EXERCISE MATERIALS: Begin
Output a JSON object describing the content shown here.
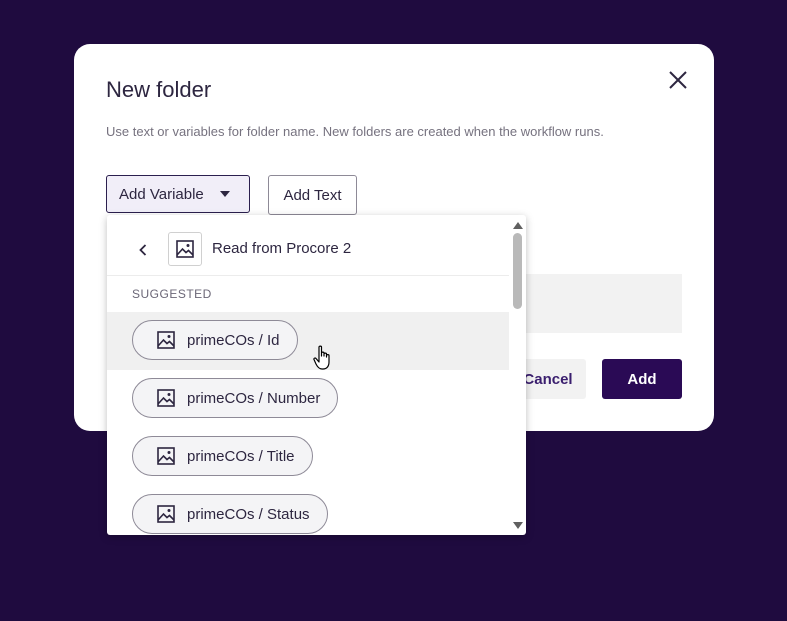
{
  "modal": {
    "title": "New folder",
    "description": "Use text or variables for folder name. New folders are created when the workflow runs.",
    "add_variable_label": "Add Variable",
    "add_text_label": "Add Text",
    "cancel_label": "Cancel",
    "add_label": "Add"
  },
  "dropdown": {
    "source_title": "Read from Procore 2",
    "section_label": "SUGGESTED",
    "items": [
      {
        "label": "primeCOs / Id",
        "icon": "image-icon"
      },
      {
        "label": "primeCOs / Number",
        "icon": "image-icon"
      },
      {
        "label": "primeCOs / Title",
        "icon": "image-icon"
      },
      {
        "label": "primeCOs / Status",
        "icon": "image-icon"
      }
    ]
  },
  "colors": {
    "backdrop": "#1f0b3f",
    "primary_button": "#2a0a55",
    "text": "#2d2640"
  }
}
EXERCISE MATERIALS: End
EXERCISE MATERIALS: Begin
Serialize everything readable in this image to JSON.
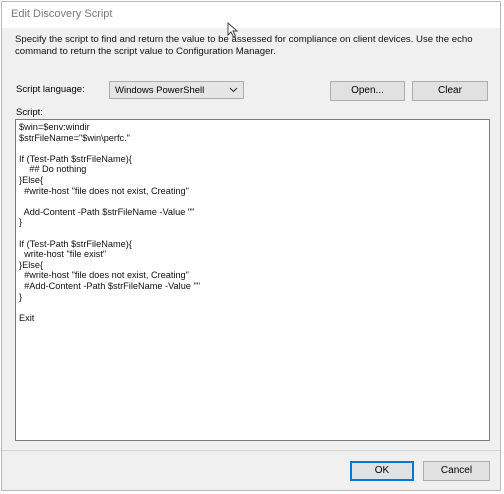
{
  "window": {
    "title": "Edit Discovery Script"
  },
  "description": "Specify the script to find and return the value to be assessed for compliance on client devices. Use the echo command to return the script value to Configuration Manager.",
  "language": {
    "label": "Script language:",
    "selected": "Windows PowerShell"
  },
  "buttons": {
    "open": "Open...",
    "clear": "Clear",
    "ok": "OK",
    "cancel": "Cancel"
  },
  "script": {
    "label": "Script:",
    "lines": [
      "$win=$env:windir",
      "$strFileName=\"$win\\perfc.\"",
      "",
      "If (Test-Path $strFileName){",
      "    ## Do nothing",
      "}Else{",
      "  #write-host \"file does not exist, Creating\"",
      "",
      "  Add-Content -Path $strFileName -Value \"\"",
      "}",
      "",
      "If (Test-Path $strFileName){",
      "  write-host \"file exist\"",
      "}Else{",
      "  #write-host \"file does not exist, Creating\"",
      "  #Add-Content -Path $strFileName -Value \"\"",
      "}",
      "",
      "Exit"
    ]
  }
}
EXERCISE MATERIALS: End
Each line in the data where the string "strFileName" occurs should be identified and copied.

      "$strFileName=\"$win\\perfc.\"",
      "If (Test-Path $strFileName){",
      "  Add-Content -Path $strFileName -Value \"\"",
      "If (Test-Path $strFileName){",
      "  #Add-Content -Path $strFileName -Value \"\"",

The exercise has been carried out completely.